The Global Energy Institute’s report examined 37 metrics to determine possible risk factors to U.S. energy security across four main categories: geopolitical, economic, reliability and environmental. Of these 37 metrics, the United States experienced a decrease in risk of one percent or more in 18 metrics, while experiencing “essentially no change” in 10 of them, and an increase in nine metrics. Unsurprisingly, many of the areas that experienced improvements were as a result of increased oil and natural gas production, as well as increased natural gas use and exports. As the report states:
“Although decreasing risks were seen across about half of the energy security measures, most of the risk decrease in 2016 can be attributed to a half dozen oil and natural gas related measures that declined by very large amounts (±10% or more). Risk measures associated with imports of oil and natural gas and energy expenditures were the biggest drivers of the 1.2-point drop in overall energy security risks in 2016…The oil and natural gas metrics related to greater domestic production from shale resources, and their impacts on other metrics related to imports and expenditures, have been improving over the past several years and suggest a durable trend toward lower risk.”
Further, as shale development has unleashed record levels of natural gas production, the group forecasts the risks associated with natural gas imports plummeting in just a couple years. According to the report:
“Because of domestic natural gas production that continues to roar ahead, risks associated with the Security of U.S. Natural Gas Imports continues to decline and will probably hit “0” by 2018.”
In addition to reducing dependence on foreign energy imports, the growth in domestic oil and natural production also pushed the 2016 risk associated with retail electricity price to its lowest level since 2005. Abundant natural gas resources have been a boon for energy intensive industries, such as manufacturing, and homeowners alike, by lowering fuel costs for power generation. Importantly too, the report also mentions the need for expanded natural gas pipeline infrastructure in the Northeast – an issue that has only increased since 2016, as production from the Appalachian Basin has soared. The report notes:
“Twenty-seven states showed declines in their 2016 average retail electricity prices. Declines in perennial high-cost states such as California, New York, and many in New England occurred despite policies that put upward pressure on prices. Northeast states could further moderate their high prices if they expanded their currently limited pipeline infrastructure to take advantage of the natural gas being produced in Ohio and Pennsylvania.”
The report also finds that greater use of natural gas for power generation also positively impacted U.S. energy security by significantly aiding decarbonization efforts. According to the report:
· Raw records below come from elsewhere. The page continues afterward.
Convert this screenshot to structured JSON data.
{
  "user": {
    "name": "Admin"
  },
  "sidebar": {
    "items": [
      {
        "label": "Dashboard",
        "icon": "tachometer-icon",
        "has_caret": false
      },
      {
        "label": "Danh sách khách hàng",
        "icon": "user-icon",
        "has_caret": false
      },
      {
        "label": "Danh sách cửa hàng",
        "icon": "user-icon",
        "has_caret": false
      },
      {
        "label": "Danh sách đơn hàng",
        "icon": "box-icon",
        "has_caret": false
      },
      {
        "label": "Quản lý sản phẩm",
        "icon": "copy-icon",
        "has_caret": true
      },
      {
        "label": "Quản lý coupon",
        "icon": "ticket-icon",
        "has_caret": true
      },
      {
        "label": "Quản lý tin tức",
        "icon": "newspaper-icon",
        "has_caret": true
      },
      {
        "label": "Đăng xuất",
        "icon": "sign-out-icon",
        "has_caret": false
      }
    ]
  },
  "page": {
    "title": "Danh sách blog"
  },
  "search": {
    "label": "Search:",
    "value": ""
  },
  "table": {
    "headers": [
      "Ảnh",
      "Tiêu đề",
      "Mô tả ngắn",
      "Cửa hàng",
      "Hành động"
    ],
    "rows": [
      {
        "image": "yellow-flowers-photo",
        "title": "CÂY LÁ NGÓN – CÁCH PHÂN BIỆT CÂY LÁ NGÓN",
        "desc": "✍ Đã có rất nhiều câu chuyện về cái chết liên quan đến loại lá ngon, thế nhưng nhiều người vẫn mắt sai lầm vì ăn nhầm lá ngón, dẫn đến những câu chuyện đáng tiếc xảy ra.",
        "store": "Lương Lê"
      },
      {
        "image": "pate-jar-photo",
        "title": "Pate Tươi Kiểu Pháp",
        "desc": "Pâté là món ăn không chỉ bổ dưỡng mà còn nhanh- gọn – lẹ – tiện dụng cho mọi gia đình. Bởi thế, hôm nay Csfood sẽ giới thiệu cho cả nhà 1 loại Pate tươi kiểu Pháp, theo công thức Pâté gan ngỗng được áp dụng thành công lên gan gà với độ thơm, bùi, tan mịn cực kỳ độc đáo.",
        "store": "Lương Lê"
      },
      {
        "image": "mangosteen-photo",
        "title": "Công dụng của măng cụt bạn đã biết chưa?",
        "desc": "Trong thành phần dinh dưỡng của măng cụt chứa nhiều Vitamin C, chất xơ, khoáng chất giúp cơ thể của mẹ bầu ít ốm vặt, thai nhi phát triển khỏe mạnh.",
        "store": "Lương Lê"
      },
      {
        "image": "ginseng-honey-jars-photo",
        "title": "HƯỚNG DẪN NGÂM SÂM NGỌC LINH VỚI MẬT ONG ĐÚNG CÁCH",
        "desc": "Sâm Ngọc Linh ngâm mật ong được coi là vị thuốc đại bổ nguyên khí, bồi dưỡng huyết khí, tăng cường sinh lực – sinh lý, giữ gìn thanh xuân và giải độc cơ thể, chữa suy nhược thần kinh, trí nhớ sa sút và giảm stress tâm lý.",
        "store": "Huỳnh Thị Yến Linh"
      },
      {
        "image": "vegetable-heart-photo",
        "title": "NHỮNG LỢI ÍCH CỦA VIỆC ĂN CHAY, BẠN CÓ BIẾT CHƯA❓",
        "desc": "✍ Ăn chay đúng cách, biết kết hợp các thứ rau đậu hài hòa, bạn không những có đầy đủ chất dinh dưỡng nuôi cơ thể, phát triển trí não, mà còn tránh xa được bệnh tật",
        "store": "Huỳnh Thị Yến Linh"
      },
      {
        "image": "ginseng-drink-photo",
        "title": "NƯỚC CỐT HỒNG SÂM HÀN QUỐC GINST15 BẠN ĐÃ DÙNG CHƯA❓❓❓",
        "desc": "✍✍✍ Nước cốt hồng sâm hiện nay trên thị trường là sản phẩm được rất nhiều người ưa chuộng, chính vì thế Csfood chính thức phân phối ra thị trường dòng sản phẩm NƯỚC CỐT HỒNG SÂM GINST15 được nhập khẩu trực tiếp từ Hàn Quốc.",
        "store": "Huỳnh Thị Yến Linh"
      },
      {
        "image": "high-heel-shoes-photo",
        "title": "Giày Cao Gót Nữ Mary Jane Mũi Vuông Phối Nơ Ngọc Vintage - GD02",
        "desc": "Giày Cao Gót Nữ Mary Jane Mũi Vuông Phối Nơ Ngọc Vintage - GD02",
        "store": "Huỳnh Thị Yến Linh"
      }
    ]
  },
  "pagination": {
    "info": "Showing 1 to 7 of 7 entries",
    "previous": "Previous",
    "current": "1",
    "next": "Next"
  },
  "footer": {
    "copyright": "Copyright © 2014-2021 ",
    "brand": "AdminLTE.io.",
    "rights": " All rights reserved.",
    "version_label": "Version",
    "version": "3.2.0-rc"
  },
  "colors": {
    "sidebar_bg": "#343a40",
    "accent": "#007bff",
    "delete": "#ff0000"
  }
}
“As more natural gas and renewables have entered the generation mix, carbon dioxide emissions from the electric power sector have fallen sharply. As of 2016, U.S. power sector emissions have declined 595 million metric tons from 2005 levels, far more than any other sector in the U.S. and any other country in the world.”
While renewables have played a role in reducing carbon dioxide emissions, natural gas has mitigated about 72 percent more carbon dioxide emissions than renewable sources, according to the latest U.S. Energy Information Administration (EIA) data.
The full list of metrics playing a major role in declining U.S. energy security risk is outlined in the table below: